In the morning I go to Greensborough Plaza and there’s a kid coming up the travelator opposite mine, all alone, crying for his mum; I turn and walk back against the pull of the treadmill to get him because I know that he’s me, the child version of me, transported from the past to the present. I know it the same way I’d know a recording of my own voice, found by accident on an old cassette. We meet at the top of the travelator and block the stream of women in big floral dresses. On one knee I’m looking down at my chopped-up brown hair and mouth half full of baby teeth. Snot runs down my upper lip and sucks back up my nose. I can smell No-More-Tears shampoo.
I say, ‘I know your Mum.’
My little face is wet. ‘Where’s my mum?’
I lie to myself. ‘She’ll be back soon.’
Who’s going to take care of me? I think about raising myself. Cornflakes in the morning, no sugar on top. Bedtime at 6:30pm. There is no one I can ask for help.
I buy myself a Happy Meal. There’s a set of Day-Glo play equipment squashed into the corner of the food court. My cheeseburger sits half eaten on its wrapper next to my Big Hero 6 toy: a robot that looks like a sad balloon, still wrapped in plastic. I watch myself climbing through PVC tubes and forcing my way down narrow slides.
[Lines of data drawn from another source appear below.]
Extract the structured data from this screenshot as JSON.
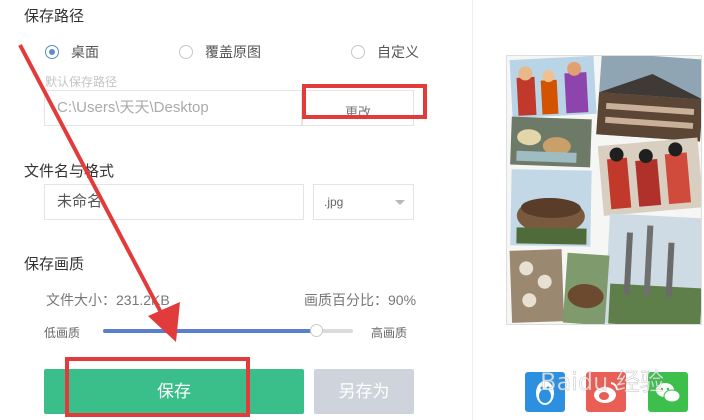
{
  "save_path": {
    "title": "保存路径",
    "options": [
      "桌面",
      "覆盖原图",
      "自定义"
    ],
    "selected_index": 0,
    "hint": "默认保存路径",
    "path_value": "C:\\Users\\天天\\Desktop",
    "change_label": "更改"
  },
  "file": {
    "title": "文件名与格式",
    "name_value": "未命名",
    "format_value": ".jpg"
  },
  "quality": {
    "title": "保存画质",
    "size_text": "文件大小：231.2KB",
    "percent_text": "画质百分比：90%",
    "low_label": "低画质",
    "high_label": "高画质",
    "level": 0.85
  },
  "buttons": {
    "save": "保存",
    "save_as": "另存为"
  },
  "share": [
    {
      "icon": "qq-penguin-icon",
      "color": "#2d8fe0"
    },
    {
      "icon": "weibo-icon",
      "color": "#e95e55"
    },
    {
      "icon": "wechat-icon",
      "color": "#3dbf4b"
    }
  ],
  "watermark": "Baidu 经验"
}
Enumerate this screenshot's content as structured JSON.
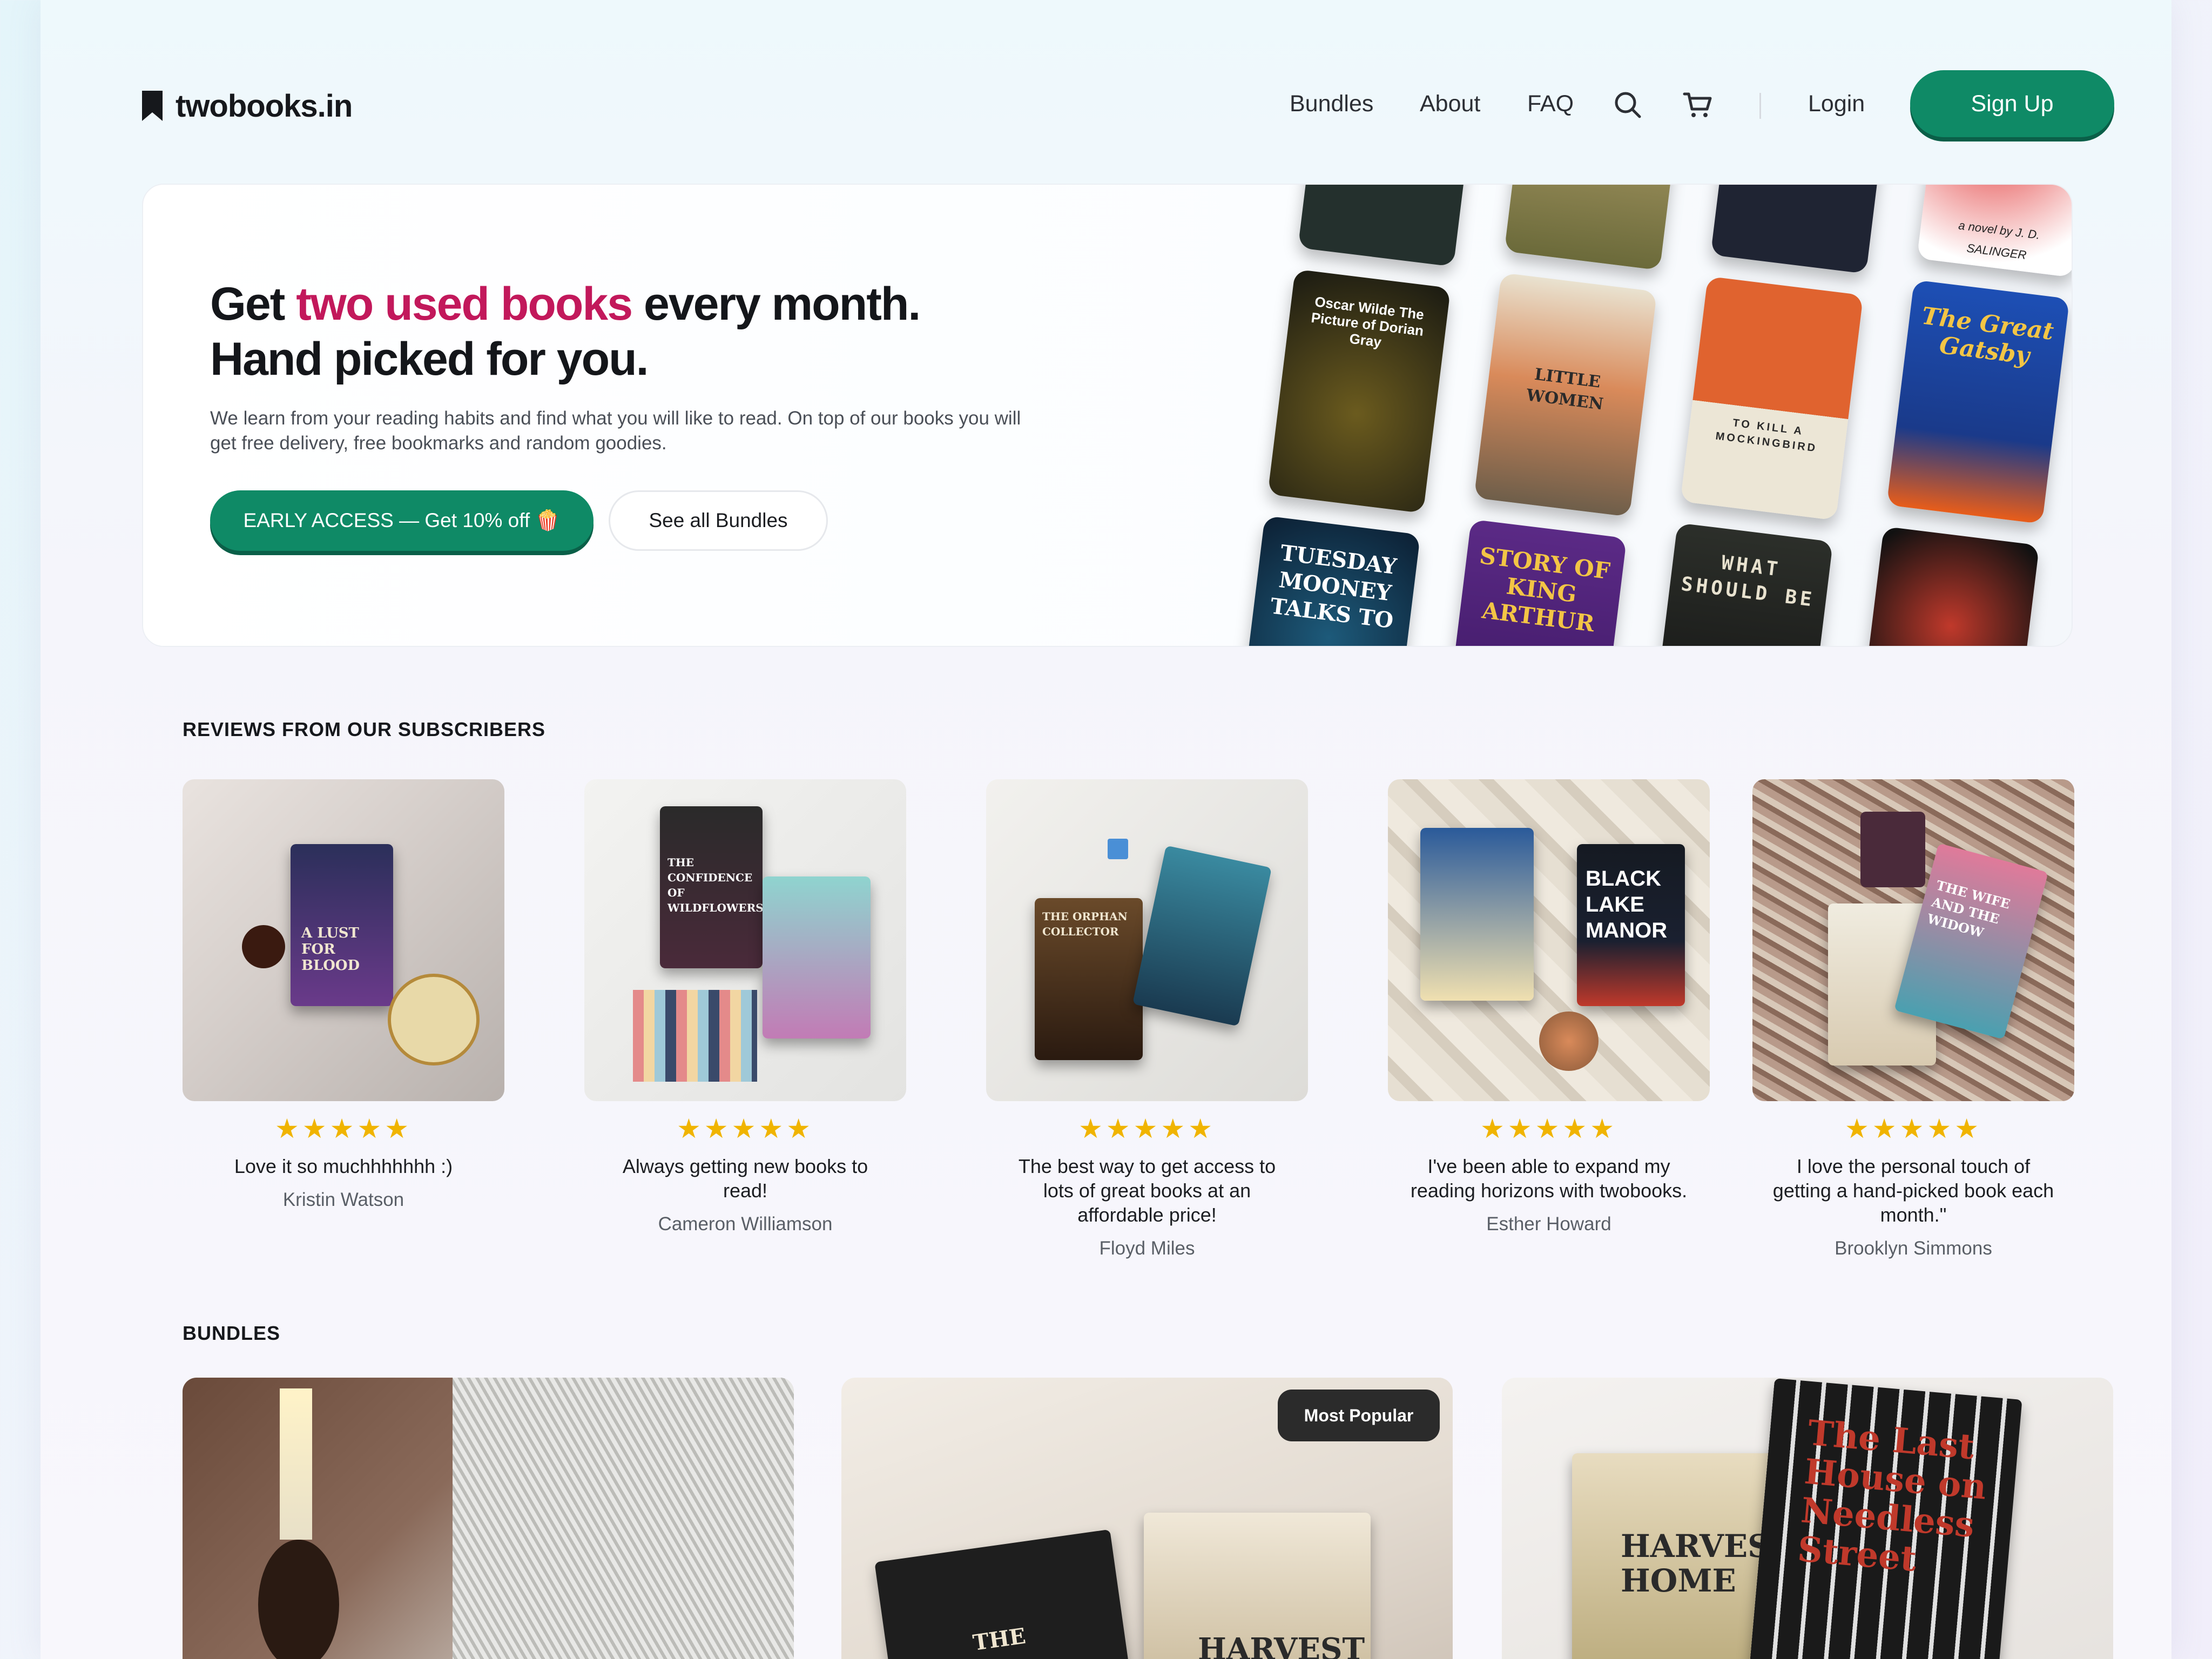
{
  "brand": {
    "name": "twobooks.in"
  },
  "nav": {
    "links": [
      "Bundles",
      "About",
      "FAQ"
    ],
    "login": "Login",
    "signup": "Sign Up"
  },
  "hero": {
    "headline_pre": "Get ",
    "headline_accent": "two used books",
    "headline_post": " every month.",
    "headline_line2": "Hand picked for you.",
    "subtext": "We learn from your reading habits and find what you will like to read. On top of our books you will get free delivery, free bookmarks and random goodies.",
    "cta_primary": "EARLY ACCESS — Get 10% off 🍿",
    "cta_secondary": "See all Bundles",
    "covers": [
      "Oscar Wilde The Picture of Dorian Gray",
      "LITTLE WOMEN",
      "TO KILL A MOCKINGBIRD",
      "The Great Gatsby",
      "TUESDAY MOONEY TALKS TO",
      "STORY OF KING ARTHUR",
      "WHAT SHOULD BE",
      "a novel by J. D. SALINGER"
    ]
  },
  "reviews": {
    "title": "REVIEWS FROM OUR SUBSCRIBERS",
    "items": [
      {
        "stars": "★★★★★",
        "text": "Love it so muchhhhhhh :)",
        "name": "Kristin Watson",
        "cover": "A LUST FOR BLOOD"
      },
      {
        "stars": "★★★★★",
        "text": "Always getting new books to read!",
        "name": "Cameron Williamson",
        "cover": "THE CONFIDENCE OF WILDFLOWERS"
      },
      {
        "stars": "★★★★★",
        "text": "The best way to get access to lots of great books at an affordable price!",
        "name": "Floyd Miles",
        "cover": "THE ORPHAN COLLECTOR"
      },
      {
        "stars": "★★★★★",
        "text": "I've been able to expand my reading horizons with twobooks.",
        "name": "Esther Howard",
        "cover": "BLACK LAKE MANOR"
      },
      {
        "stars": "★★★★★",
        "text": "I love the personal touch of getting a hand-picked book each month.\"",
        "name": "Brooklyn Simmons",
        "cover": "THE WIFE AND THE WIDOW"
      }
    ]
  },
  "bundles": {
    "title": "BUNDLES",
    "badge": "Most Popular",
    "covers": [
      "THE",
      "HARVEST",
      "HARVEST HOME",
      "The Last House on Needless Street"
    ]
  },
  "colors": {
    "primary": "#0f8a66",
    "accent": "#c2185b",
    "star": "#f0b400"
  }
}
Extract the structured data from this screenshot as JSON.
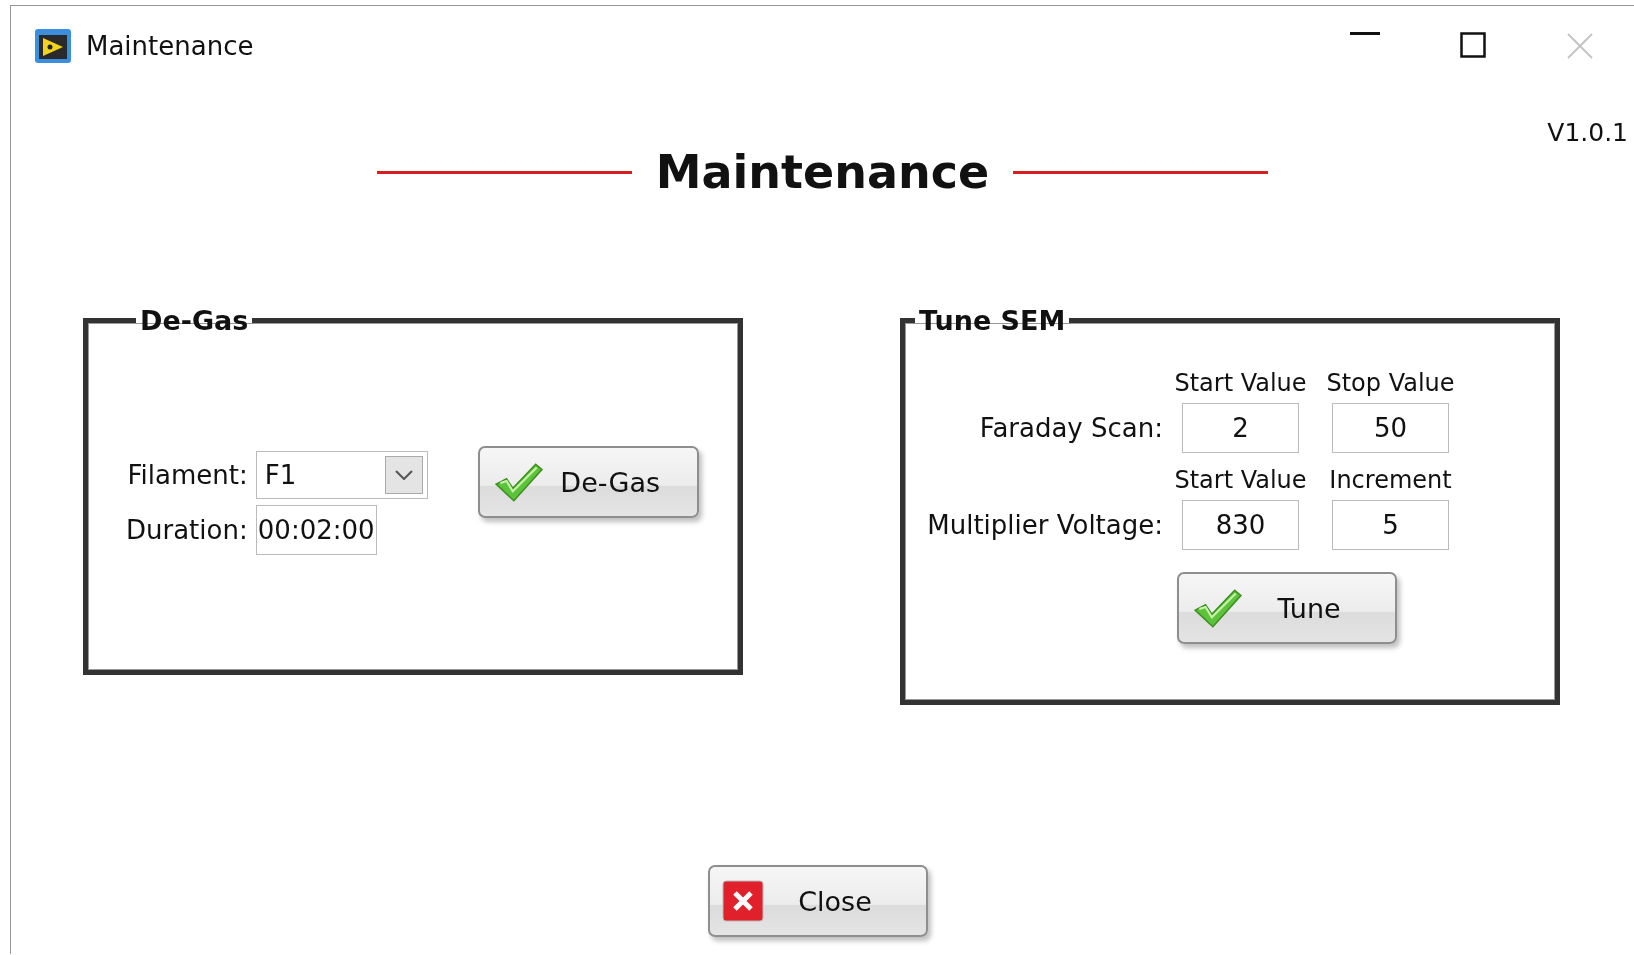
{
  "window": {
    "title": "Maintenance"
  },
  "version": "V1.0.1",
  "heading": "Maintenance",
  "degas": {
    "title": "De-Gas",
    "filament": {
      "label": "Filament:",
      "value": "F1"
    },
    "duration": {
      "label": "Duration:",
      "value": "00:02:00"
    },
    "button": "De-Gas"
  },
  "tune_sem": {
    "title": "Tune SEM",
    "rows": [
      {
        "headers": [
          "Start Value",
          "Stop Value"
        ],
        "label": "Faraday Scan:",
        "values": [
          "2",
          "50"
        ]
      },
      {
        "headers": [
          "Start Value",
          "Increment"
        ],
        "label": "Multiplier Voltage:",
        "values": [
          "830",
          "5"
        ]
      }
    ],
    "button": "Tune"
  },
  "close_button": "Close"
}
The iPhone buzzes on the faux marble tabletop. It’s our sister. I think about her waiting in Mum’s empty kitchen, that painful panic frown on her face. I think of everyone else waiting at the church, all those uncles and aunties. I imagine they’re standing under open black umbrellas, even though through the food court’s massive arched windows I can see nothing but sunshine. I eat two fries. I turn off the iPhone.
By the time I realise I’m just following myself we’re already in the confectionary aisle of the supermarket on the lowest level of the plaza. My little fingers are touching brightly coloured plastic wrappers.
‘Where’s the Polly Waffle?’
A purple and orange wrapper, a chocolate-coated log with a centre of stale air. I tell myself, ‘I don’t think they make those any more.’
My little hand slaps at lines of perforated boxes. A Flake hits the scuffed linoleum.
‘Polly Waffle! Polly Waffle!’
I say, ‘They don’t have them any more.’
My little face looks superheated, my jaw retracts into my neck and my eyes push out tears.
People are staring at me. I try to get a grip on my squirming body, but it doesn’t work. I’m too afraid of hurting myself. My breath comes in heaving gulps between sobs.
I’m yelling, ‘They’re gone. They’re gone.’
My mum yells, ‘Tim.’
She marches down the aisle with smooth skin, pastel-purple eye shadow and a David Bowie haircut. She scoops me up and with one poisonous look she says, ‘You leave my child alone.’
I’m left standing there. I tell her I’m sorry but she’s already disappeared around the corner.